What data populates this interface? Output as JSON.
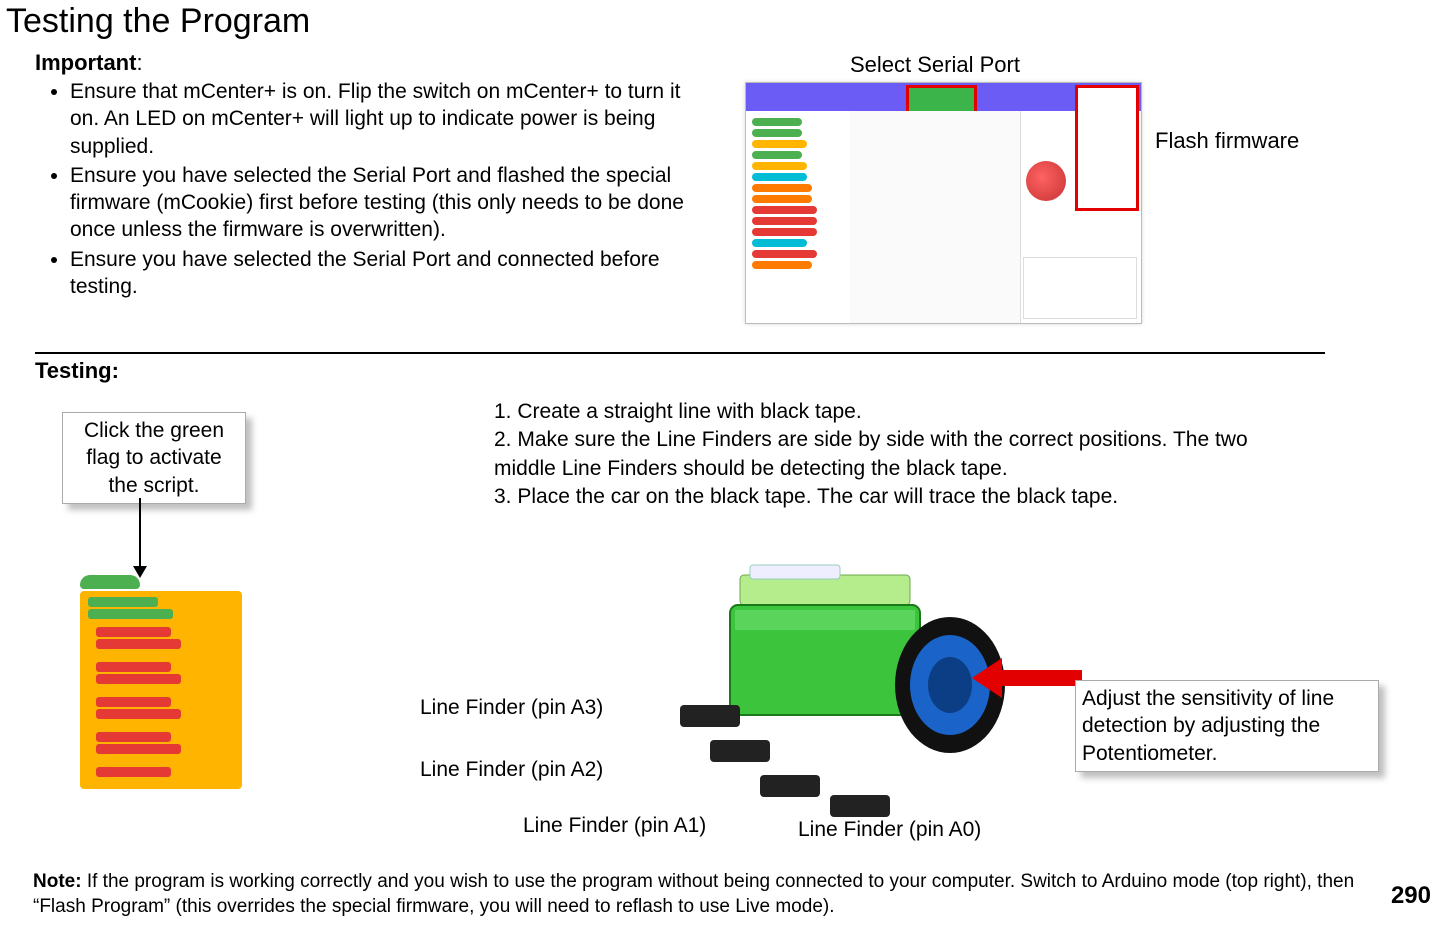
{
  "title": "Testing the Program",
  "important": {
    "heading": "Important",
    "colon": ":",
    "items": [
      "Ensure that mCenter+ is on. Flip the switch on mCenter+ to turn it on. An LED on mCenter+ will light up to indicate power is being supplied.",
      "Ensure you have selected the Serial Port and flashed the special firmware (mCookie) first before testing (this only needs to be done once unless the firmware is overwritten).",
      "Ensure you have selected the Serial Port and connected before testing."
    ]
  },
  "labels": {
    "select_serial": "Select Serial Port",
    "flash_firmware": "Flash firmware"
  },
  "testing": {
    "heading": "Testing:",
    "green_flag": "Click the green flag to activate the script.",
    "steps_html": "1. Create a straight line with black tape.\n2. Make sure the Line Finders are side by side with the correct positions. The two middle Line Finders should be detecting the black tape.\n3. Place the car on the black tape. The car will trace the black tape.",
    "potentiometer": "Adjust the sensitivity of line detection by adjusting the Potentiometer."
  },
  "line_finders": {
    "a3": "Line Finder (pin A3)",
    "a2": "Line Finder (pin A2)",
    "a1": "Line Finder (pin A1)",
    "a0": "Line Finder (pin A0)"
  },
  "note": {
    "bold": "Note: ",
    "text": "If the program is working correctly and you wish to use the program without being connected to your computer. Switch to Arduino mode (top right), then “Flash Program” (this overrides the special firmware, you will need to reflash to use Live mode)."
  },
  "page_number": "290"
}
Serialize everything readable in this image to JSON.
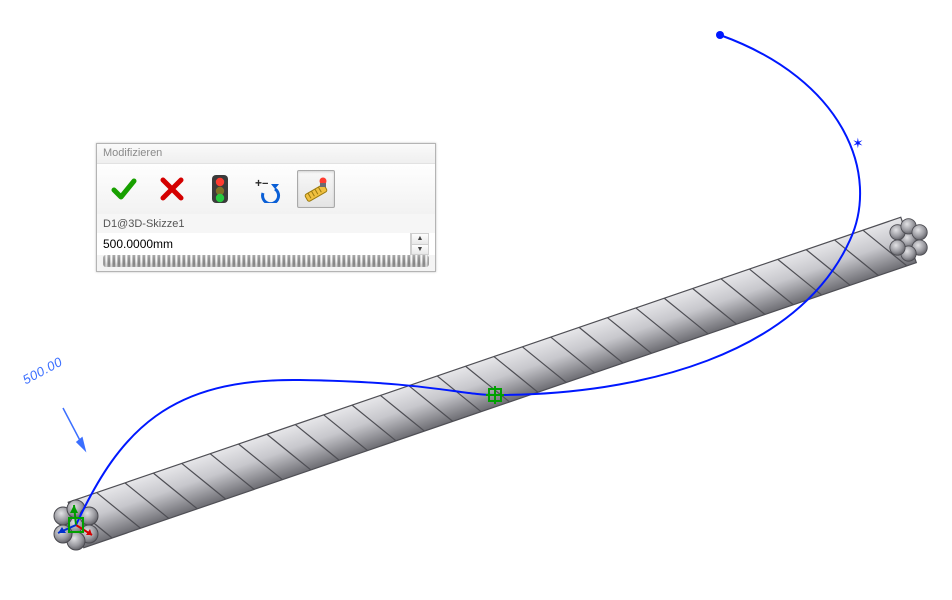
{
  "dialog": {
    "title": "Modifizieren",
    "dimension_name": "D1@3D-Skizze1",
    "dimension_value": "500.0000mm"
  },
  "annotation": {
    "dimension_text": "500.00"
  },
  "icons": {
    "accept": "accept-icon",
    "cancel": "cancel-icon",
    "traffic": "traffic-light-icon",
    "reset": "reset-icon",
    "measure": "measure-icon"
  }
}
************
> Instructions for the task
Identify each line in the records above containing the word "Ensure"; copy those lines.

> Task result
      "Ensure that mCenter+ is on. Flip the switch on mCenter+ to turn it on. An LED on mCenter+ will light up to indicate power is being supplied.",
      "Ensure you have selected the Serial Port and flashed the special firmware (mCookie) first before testing (this only needs to be done once unless the firmware is overwritten).",
      "Ensure you have selected the Serial Port and connected before testing."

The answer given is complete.